- "Queer Eye"- A heartwarming reality show where a group of experts help individuals improve their lives, fostering self-confidence and personal growth.
- "Parks and Recreation"- A comedic sitcom that celebrates friendship, community, and resilience, providing a positive and uplifting viewing experience.
- "The Good Place"- A philosophical comedy that explores themes of ethics, self-improvement, and human connection, encouraging introspection and empathy.
- "Bob Ross: The Joy of Painting"- A classic art-based show hosted by Bob Ross, known for his calming demeanor and soothing painting techniques.
One Amazon series that delves into mental health themes is "Undone."It is an animated drama that follows Alma, a young woman who gains the ability to travel through time after a near-death experience. As Alma grapples with her newfound powers and the traumatic events of her past, the show explores themes of mental illness, trauma, and the complexities of memory. "Undone" offers a visually stunning and thought-provoking narrative, providing a unique perspective on mental health and the human mind.
Several TV showshave featured characters with psychological disorders, often providing authentic and nuanced portrayals of mental health challenges. Here are a few examples:
- "Homeland"- The show centers around CIA agent Carrie Mathison, who battles bipolar disorder while working in a high-stress environment.
- "Monk"- The titular character, Adrian Monk, is a brilliant detective with obsessive-compulsive disorder (OCD) and several phobias.
- "The Sopranos"- The mob boss, Tony Soprano, grapples with depression and anxiety while balancing his criminal life and personal struggles.
- "BoJack Horseman"- BoJack, the main character, faces depression, substance abuse, and self-destructive tendencies in this animated series.
- "Mr. Robot"- The protagonist, Elliot Alderson, deals with social anxiety disorder and dissociative identity disorder (DID).
The television landscape has evolved significantly in recent years, and the inclusion of mental health themes has played a crucial role in shaping a more compassionate and empathetic society. Each of the series mentioned above provides a unique perspective on mental health, taking viewers on emotional journeys that enlighten, challenge, and inspire.

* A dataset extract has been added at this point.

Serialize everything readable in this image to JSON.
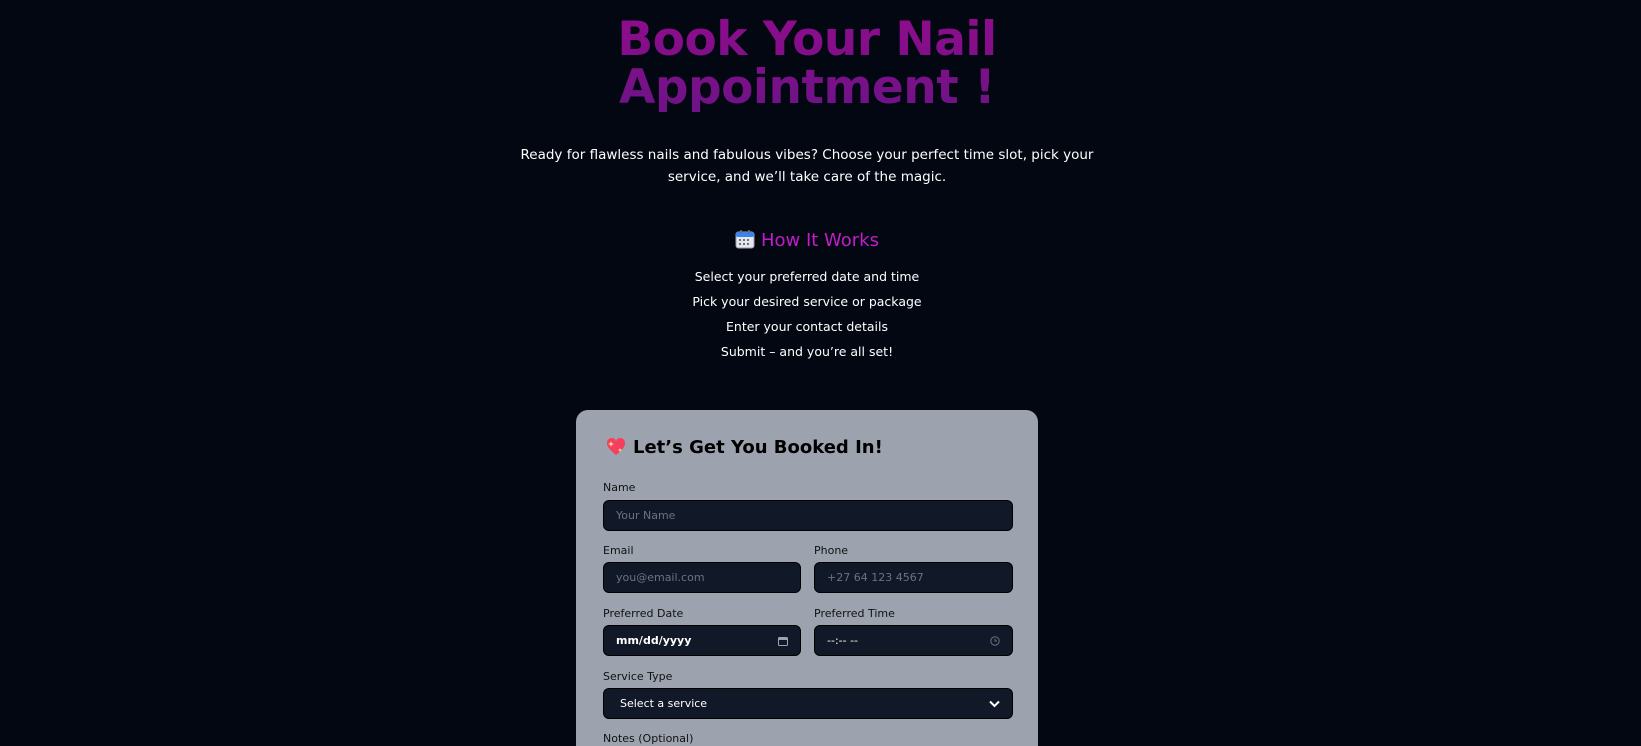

By delving into mental health issues through storytelling and documentaries, these series have contributed to a wider understanding of the complexities of the human mind. They have encouraged open conversations about mental health, debunked harmful stereotypes, and highlighted the importance of empathy and support for those facing mental health challenges.

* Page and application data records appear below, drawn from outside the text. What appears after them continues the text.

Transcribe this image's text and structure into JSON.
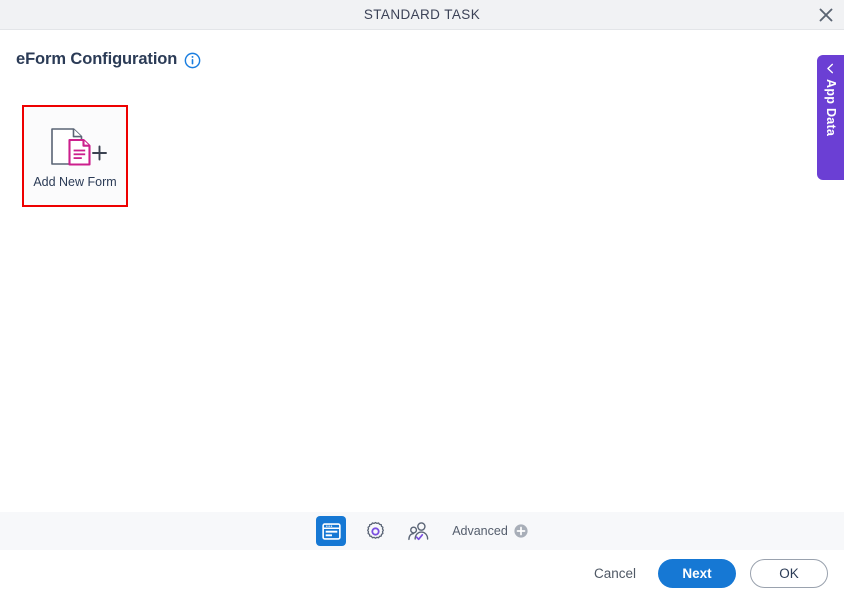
{
  "window": {
    "title": "STANDARD TASK",
    "close_icon": "close-icon"
  },
  "header": {
    "title": "eForm Configuration",
    "info_icon": "info-circle-icon"
  },
  "main": {
    "cards": [
      {
        "label": "Add New Form",
        "icon": "add-new-form-icon",
        "selected": true
      }
    ]
  },
  "side_panel": {
    "label": "App Data",
    "chevron_icon": "chevron-left-icon",
    "color": "#6b3fd4"
  },
  "toolbar": {
    "items": [
      {
        "icon": "form-designer-icon",
        "active": true
      },
      {
        "icon": "gear-icon",
        "active": false
      },
      {
        "icon": "user-check-icon",
        "active": false
      }
    ],
    "advanced_label": "Advanced",
    "advanced_icon": "plus-circle-icon"
  },
  "footer": {
    "cancel_label": "Cancel",
    "next_label": "Next",
    "ok_label": "OK"
  },
  "colors": {
    "accent_blue": "#1678d4",
    "purple": "#6b3fd4",
    "magenta": "#cc1f8d",
    "selection_red": "#ee0000",
    "titlebar_bg": "#f1f2f4",
    "toolbar_bg": "#f7f8fa"
  }
}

As we continue to evolve as a society, it is essential to recognize the value of these series in breaking down the stigma surrounding mental health. By sharing stories that resonate with diverse audiences, television has become a powerful platform for advocacy, empowering individuals to seek help, provide support, and foster a more inclusive and understanding world for everyone.
As viewers, let us embrace the opportunity to engage with these thought-provoking series, and in doing so, contribute to a more compassionate and informed society that prioritizes mental well-being and supports one another through the shared journey of life.